__WHAT YOU WILL DO__
Write the records out once more, exactly as they are given.

========

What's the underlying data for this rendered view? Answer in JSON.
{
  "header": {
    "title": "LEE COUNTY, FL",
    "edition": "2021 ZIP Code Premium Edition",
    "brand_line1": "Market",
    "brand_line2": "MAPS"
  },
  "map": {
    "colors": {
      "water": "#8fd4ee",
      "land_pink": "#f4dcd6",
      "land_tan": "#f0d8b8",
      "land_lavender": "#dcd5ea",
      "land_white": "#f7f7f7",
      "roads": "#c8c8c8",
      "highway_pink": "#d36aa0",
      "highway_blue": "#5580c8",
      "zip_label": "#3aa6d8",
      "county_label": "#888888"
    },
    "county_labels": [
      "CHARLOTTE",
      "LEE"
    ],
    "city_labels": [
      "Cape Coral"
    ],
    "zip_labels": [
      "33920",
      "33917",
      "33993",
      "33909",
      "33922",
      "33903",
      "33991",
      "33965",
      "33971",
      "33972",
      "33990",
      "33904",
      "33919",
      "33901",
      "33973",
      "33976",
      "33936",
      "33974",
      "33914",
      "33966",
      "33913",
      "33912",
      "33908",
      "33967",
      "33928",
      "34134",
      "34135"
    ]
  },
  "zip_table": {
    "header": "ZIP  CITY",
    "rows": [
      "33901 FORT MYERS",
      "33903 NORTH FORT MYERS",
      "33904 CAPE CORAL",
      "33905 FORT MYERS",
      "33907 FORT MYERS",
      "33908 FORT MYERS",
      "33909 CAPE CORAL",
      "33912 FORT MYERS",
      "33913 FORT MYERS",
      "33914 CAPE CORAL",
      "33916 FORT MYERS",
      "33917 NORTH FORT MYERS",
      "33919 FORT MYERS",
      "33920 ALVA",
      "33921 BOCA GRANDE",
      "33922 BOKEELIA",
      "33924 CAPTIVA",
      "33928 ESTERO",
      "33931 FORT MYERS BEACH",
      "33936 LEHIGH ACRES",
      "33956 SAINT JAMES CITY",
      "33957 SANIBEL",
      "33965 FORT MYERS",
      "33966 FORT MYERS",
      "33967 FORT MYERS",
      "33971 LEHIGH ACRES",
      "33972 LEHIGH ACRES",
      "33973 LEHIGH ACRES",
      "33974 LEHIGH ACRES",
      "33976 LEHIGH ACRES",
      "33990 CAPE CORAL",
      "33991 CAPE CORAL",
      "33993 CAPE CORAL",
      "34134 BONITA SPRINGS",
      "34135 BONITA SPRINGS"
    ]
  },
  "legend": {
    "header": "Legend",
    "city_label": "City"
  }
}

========

__TASK RESULT__
What's the underlying data for this rendered view? Answer in JSON.
{
  "header": {
    "title": "LEE COUNTY, FL",
    "edition": "2021 ZIP Code Premium Edition",
    "brand_line1": "Market",
    "brand_line2": "MAPS"
  },
  "map": {
    "colors": {
      "water": "#8fd4ee",
      "land_pink": "#f4dcd6",
      "land_tan": "#f0d8b8",
      "land_lavender": "#dcd5ea",
      "land_white": "#f7f7f7",
      "roads": "#c8c8c8",
      "highway_pink": "#d36aa0",
      "highway_blue": "#5580c8",
      "zip_label": "#3aa6d8",
      "county_label": "#888888"
    },
    "county_labels": [
      "CHARLOTTE",
      "LEE"
    ],
    "city_labels": [
      "Cape Coral"
    ],
    "zip_labels": [
      "33920",
      "33917",
      "33993",
      "33909",
      "33922",
      "33903",
      "33991",
      "33965",
      "33971",
      "33972",
      "33990",
      "33904",
      "33919",
      "33901",
      "33973",
      "33976",
      "33936",
      "33974",
      "33914",
      "33966",
      "33913",
      "33912",
      "33908",
      "33967",
      "33928",
      "34134",
      "34135"
    ]
  },
  "zip_table": {
    "header": "ZIP  CITY",
    "rows": [
      "33901 FORT MYERS",
      "33903 NORTH FORT MYERS",
      "33904 CAPE CORAL",
      "33905 FORT MYERS",
      "33907 FORT MYERS",
      "33908 FORT MYERS",
      "33909 CAPE CORAL",
      "33912 FORT MYERS",
      "33913 FORT MYERS",
      "33914 CAPE CORAL",
      "33916 FORT MYERS",
      "33917 NORTH FORT MYERS",
      "33919 FORT MYERS",
      "33920 ALVA",
      "33921 BOCA GRANDE",
      "33922 BOKEELIA",
      "33924 CAPTIVA",
      "33928 ESTERO",
      "33931 FORT MYERS BEACH",
      "33936 LEHIGH ACRES",
      "33956 SAINT JAMES CITY",
      "33957 SANIBEL",
      "33965 FORT MYERS",
      "33966 FORT MYERS",
      "33967 FORT MYERS",
      "33971 LEHIGH ACRES",
      "33972 LEHIGH ACRES",
      "33973 LEHIGH ACRES",
      "33974 LEHIGH ACRES",
      "33976 LEHIGH ACRES",
      "33990 CAPE CORAL",
      "33991 CAPE CORAL",
      "33993 CAPE CORAL",
      "34134 BONITA SPRINGS",
      "34135 BONITA SPRINGS"
    ]
  },
  "legend": {
    "header": "Legend",
    "city_label": "City"
  }
}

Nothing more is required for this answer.